Tuesday, November 25, 2008

CRRA, Covanta both want trash facility

Like the biofuel plant, the saga of the trash disposal plant only gets stranger.

Without getting into too much detail, based on the following analysis:

it appears to me that CRRA and Covanta are both nearing a deal as the proposals are starting to make sense.

Of course, I think any of you reading this will immediately agree with me that the Covanta proposal is the obvious proposal to accept. But there's a hitch.

As was reported by Luther Turmelle this weekend, last Friday CRRA announced their intention to buy the plant... whether or not the five town consortium supports the idea:

It's unclear to me what "assets" belong to CRRA. I certainly hope it's not the $45,000,000 kitty that I understood to belong to the five towns, including Cheshire.

As for my openness with the post tonight... unlike past meetings, we didn't enter executive session tonight. So all of our discussions on Connecticut Resources Recovery Authority, Covanta, Wheelabrator, etc. were open to the public.

Lastly, I commend Solid Waste Committee Chairman Matt Altieri for a well-run meeting tonight. For a topic that has been both voluminous and fairly complex, he came prepared, kept the meeting on track and allowed everyone to get the questions answered (to the best of staff's ability). I also commend the TA and TM for having been prepared. Frankly, I didn't care for the initial track the Council took... but at this point, we appear headed in the direction of Covanta. And based strictly on the above numbers, I think my homework investigating alternatives (for instance, see here and here) paid dividends. I was convinced a while ago that a free market approach made the most sense.

But then... who woulda thunk CRRA was going to propose buying the plant without municipal support? Not me.

Tim White


Anonymous said...

Let us not forget that it was CRRA who brought the state an ENRON deal which bilked state tax payers out of more than $250,000,000 just a few years ago. Are current CRRA business practices and state oversight really improved from the CRRA/ENRON days which resulted in that scandal? Our state attorney general in part described some past CRRA activities as follows:

“…Attorney General Richard Blumenthal today released an interim report on his whistleblower investigation into the $220 million transaction between the Connecticut Resources Recovery Authority (CRRA) and Enron, the failed energy-trading giant. The report states that it was not an energy transaction, as CRRA depicted it, but rather an unsecured loan to Enron exceeding CRRA's legal authority.

"The facts found so far indicate that CRRA's actions exceeded the explicit bounds of its statutory authority. Using 'energy' as a password, and Enron as a pass through entity, CRRA sought to do indirectly what it could not do directly. It employed 'energy' as a euphemism to circumvent the statute's ban on loans of this kind to private companies. ..” (see Attorney General Issues Interim Report On The CRRA, Enron Deal at http://www.ct.gov/ag/cwp/view.asp?A=1777&Q=283786)

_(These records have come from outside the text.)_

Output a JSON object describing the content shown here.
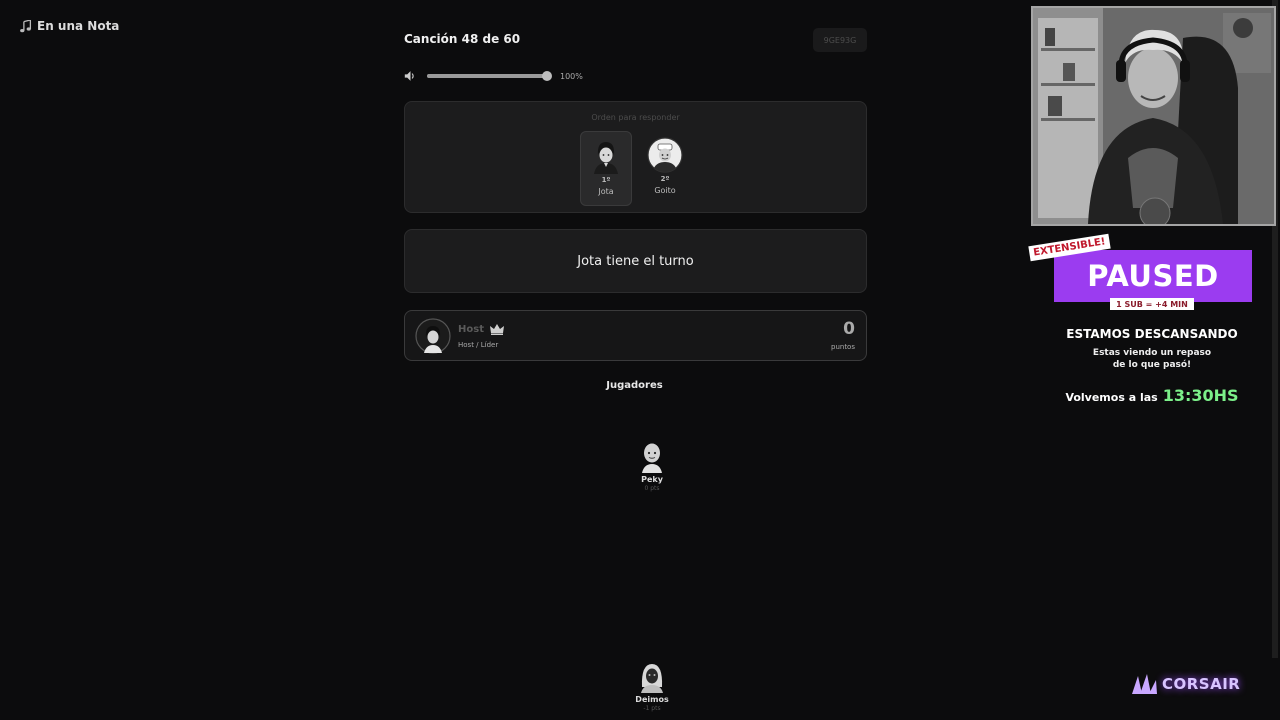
{
  "app": {
    "title": "En una Nota"
  },
  "game": {
    "song_counter": "Canción 48 de 60",
    "room_code": "9GE93G",
    "volume": {
      "percent": 100,
      "label": "100%"
    }
  },
  "order": {
    "title": "Orden para responder",
    "players": [
      {
        "position": "1º",
        "name": "Jota",
        "active": true,
        "avatar": "woman-avatar-icon"
      },
      {
        "position": "2º",
        "name": "Goito",
        "active": false,
        "avatar": "chef-avatar-icon"
      }
    ]
  },
  "turn": {
    "text": "Jota tiene el turno"
  },
  "host": {
    "name": "Host",
    "role": "Host / Líder",
    "score": "0",
    "score_label": "puntos",
    "icon": "crown-icon"
  },
  "players_section": {
    "label": "Jugadores",
    "players": [
      {
        "name": "Peky",
        "points": "0 pts",
        "avatar": "bald-avatar-icon"
      },
      {
        "name": "Deimos",
        "points": "-1 pts",
        "avatar": "hooded-avatar-icon"
      }
    ]
  },
  "stream_overlay": {
    "badge": "EXTENSIBLE!",
    "status": "PAUSED",
    "sub_info": "1 SUB = +4 MIN",
    "title": "ESTAMOS DESCANSANDO",
    "subtitle_line1": "Estas viendo un repaso",
    "subtitle_line2": "de lo que pasó!",
    "return_label": "Volvemos a las",
    "return_time": "13:30HS",
    "sponsor": "CORSAIR",
    "colors": {
      "paused_bg": "#9b3cf0",
      "time": "#7cf08a"
    }
  }
}
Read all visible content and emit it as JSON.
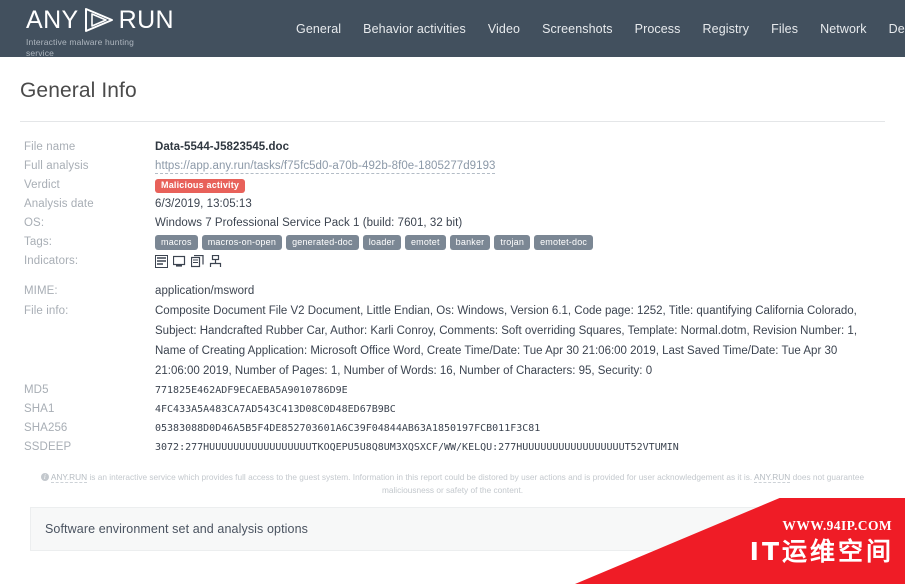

Why does the Covanta plan only require 39% of the trash tonnage that CRRA requires? Does the tip fee go down if the tonnage requirement is exceeded?

Anonymous said...

Covanta wants the plant for two reasons.

!. They would be crazy not to want it for $1.

2. With them owning the plant they can raise the tipping fee in the future and if the towns don't like it they can go find another provider at an even high price. Any offer from Covanta is like a cable television offer, great rate for a temporary period.

The town council has to look to the future, buy the plant and control our destiny. Just be sure that the price paid is based on a fair appraisal.

Anonymous said...

So, now the 30 Bowman family members are fighting to prevent Carlton Helming from turn over the BioFuel plant to Citizens Bank. What the hell legal right do they have to try to stop this. Citizens Bank loaned F&S 10 million and to have anyone try to deny them the ability to recover funds is unbelievable.

They have done everything to prevent the lien holders and customers from getting some of their money returned by the sale of this plant. How can anyone trust people like this?

Let's hope Citizens Bank wins and removes everything of value from this site. The Bowmans should not be rewarded for their lack of cooperation.

Anonymous said...

It's interesting that CRRA didn't move to take over the plant until after the election. I think the main purpose of this organization now is to provide good incomes to a few connected people.

Tom Gaffey, our senator, has done O'K there.

If the CRRA buys the plant, it will help protect the incomes of these people and maybe that is why the CRRA rate is higher.